BEGIN RECORDS FOR THE TASK

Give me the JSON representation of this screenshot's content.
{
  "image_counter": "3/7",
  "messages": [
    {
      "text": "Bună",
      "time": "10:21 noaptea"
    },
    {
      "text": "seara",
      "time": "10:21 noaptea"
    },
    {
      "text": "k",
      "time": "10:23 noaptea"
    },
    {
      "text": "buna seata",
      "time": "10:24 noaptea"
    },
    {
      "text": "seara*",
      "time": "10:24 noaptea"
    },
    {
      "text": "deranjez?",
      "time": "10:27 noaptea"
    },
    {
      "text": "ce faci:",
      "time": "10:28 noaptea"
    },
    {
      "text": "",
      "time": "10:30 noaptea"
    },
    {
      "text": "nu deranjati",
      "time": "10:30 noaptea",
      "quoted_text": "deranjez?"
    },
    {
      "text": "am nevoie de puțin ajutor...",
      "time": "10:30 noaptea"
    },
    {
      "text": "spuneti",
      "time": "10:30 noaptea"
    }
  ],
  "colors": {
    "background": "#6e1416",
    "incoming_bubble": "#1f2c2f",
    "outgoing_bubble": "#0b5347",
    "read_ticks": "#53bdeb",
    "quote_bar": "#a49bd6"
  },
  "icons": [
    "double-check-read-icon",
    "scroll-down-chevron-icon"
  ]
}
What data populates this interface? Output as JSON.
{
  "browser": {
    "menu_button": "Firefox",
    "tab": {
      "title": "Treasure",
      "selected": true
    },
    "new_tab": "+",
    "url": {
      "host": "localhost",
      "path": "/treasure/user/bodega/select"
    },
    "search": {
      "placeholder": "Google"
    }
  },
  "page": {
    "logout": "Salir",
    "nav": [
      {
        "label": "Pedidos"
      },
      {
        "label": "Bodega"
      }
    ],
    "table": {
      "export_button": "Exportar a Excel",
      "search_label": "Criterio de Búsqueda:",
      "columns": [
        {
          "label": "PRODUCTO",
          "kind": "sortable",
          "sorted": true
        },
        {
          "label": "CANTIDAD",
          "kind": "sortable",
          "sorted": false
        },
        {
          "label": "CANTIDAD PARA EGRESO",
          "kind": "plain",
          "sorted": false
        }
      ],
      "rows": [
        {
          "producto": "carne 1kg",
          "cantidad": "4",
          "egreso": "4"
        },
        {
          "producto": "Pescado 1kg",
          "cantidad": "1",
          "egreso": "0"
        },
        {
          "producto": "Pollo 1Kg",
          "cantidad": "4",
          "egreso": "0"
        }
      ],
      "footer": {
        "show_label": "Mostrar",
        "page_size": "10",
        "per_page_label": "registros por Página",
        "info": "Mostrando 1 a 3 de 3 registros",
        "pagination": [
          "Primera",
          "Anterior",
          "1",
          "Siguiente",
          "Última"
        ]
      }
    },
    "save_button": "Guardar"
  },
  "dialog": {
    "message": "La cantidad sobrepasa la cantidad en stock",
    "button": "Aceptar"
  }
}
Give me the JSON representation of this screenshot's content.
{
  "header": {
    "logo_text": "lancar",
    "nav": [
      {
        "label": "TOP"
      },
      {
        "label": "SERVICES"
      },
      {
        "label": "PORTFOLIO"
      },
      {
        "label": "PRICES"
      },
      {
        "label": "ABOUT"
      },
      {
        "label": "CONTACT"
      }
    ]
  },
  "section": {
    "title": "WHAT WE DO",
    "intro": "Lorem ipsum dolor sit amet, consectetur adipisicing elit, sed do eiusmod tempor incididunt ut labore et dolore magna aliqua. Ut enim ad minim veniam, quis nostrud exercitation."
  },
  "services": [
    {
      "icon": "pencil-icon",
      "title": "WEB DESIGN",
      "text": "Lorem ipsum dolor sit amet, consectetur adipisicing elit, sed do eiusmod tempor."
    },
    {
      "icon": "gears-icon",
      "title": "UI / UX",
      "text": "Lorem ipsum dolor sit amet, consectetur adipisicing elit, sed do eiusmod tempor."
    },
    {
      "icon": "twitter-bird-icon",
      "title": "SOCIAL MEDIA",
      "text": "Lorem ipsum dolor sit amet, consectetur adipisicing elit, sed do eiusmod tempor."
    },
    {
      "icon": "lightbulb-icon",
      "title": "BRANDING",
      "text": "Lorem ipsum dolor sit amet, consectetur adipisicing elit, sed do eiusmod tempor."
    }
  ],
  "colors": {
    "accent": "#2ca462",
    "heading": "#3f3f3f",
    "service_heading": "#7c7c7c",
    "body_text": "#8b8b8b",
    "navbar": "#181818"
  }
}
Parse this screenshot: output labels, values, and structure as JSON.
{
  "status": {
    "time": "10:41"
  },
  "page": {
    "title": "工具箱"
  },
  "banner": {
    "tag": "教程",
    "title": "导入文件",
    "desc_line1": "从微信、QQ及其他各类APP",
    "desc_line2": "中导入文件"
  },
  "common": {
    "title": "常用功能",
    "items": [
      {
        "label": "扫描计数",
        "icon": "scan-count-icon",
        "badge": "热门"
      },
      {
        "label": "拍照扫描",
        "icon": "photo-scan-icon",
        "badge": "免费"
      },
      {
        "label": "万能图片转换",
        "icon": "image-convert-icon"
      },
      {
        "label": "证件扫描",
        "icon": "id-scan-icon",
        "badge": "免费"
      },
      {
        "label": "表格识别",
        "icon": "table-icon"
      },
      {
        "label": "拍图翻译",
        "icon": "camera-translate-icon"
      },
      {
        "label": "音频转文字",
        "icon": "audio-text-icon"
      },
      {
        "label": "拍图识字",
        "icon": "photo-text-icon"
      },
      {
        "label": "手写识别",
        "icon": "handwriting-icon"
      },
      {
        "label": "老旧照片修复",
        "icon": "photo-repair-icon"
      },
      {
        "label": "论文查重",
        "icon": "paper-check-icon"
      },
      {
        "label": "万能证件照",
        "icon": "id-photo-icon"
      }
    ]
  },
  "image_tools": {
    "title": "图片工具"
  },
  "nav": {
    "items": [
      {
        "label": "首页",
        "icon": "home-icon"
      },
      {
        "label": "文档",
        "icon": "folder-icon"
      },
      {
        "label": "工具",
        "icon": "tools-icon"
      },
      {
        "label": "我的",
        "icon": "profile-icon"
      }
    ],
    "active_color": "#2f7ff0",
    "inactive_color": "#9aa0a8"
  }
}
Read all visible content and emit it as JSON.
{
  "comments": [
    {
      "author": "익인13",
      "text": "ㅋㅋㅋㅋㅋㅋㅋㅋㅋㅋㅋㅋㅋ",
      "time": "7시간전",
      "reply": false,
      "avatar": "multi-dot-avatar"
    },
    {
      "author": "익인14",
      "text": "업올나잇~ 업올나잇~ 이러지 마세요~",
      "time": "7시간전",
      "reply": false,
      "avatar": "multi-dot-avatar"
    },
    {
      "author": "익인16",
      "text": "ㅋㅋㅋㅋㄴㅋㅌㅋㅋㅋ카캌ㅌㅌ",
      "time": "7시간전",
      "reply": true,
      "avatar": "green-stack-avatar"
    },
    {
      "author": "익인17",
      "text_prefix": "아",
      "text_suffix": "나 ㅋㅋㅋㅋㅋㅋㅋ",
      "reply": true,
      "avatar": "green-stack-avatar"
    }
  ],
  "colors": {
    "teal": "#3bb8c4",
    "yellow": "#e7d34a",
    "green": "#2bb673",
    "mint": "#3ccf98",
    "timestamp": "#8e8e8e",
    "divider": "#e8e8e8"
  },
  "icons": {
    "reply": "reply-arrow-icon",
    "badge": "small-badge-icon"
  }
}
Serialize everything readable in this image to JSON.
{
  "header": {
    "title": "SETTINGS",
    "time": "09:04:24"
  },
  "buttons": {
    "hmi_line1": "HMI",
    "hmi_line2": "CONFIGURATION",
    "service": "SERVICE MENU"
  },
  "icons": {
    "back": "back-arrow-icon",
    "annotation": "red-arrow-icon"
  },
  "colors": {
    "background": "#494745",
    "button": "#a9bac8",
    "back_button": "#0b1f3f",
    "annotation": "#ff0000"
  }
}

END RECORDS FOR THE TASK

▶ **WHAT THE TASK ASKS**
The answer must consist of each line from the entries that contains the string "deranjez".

▶ **EXERCISE OUTPUT**
      "text": "deranjez?",
      "quoted_text": "deranjez?"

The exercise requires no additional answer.